During the same year, the entire American manufacturing industry made $1.7 trillion worth of: airplanes, cars, furniture, clothes, upholstery, widgets, gadgets, wingnuts, and Sidewinder missiles. (Source: U.S. Bureau of Economic Analysis, Industry Economic Accounts (2009))
This is why the current ‘debate’ (mud-slinging) by the Obama Administration over ‘out-sourcing’ and ‘Bain Capital’ is so maddening, mind-numbing and quite honestly, ‘dishonest’. Continue reading →
In California, two women who have risen to the top ranks of the business world have positioned themselves for entry into the top ranks of government as well, as California’s governor and one of its two United States Senators. Another has positioned herself to become a United States Senator from Connecticut.
All three — Carly Fiorina and Meg Whitman in California and Linda McMahon in Connecticut — still face large hurdles in November’s general elections, but they are serious candidates with reasonable prospects. And all three have based their campaigns on a common attribute. No, not the fact that they are women — after all, Connecticut has a woman governor and both of California’s current U.S. Senators are women. What Fiorina, Whitman, and McMahon all tout as the credential that proves their superior qualification for high office is the fact that all three are highly successful in … business.
I have no serious problem with any of the three: in California, in particular, the women, Fiorina and Whitman, face Democratic candidates (Barbara Boxer and Jerry Brown) whose loss would do no great harm to the nation. I do have a problem, however, with the continued promotion of business success as a qualifier for public office.

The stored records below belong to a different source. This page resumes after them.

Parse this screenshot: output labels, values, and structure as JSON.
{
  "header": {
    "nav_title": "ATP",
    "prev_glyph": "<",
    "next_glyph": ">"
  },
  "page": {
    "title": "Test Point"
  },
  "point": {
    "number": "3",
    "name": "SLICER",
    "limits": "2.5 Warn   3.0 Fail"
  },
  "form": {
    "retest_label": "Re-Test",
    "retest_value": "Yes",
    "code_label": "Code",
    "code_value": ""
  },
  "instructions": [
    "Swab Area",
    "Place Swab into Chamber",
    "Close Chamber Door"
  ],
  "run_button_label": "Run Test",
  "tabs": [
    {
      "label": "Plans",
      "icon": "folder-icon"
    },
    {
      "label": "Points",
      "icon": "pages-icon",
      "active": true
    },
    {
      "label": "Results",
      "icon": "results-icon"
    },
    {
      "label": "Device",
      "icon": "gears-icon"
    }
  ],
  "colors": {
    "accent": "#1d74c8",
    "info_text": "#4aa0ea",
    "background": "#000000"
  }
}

Success in the market is not an automatic disqualifier for public service, but it is a far different undertaking with different purposes and different values. And to suggest that government needs people experienced in business reminds me of the old feminist saw that a woman needs a man like a fish needs a bicycle. In fact, business and government — while there may be skills involved that are translatable and useful as one moves from one sphere to another — are in some ways polar opposite undertakings.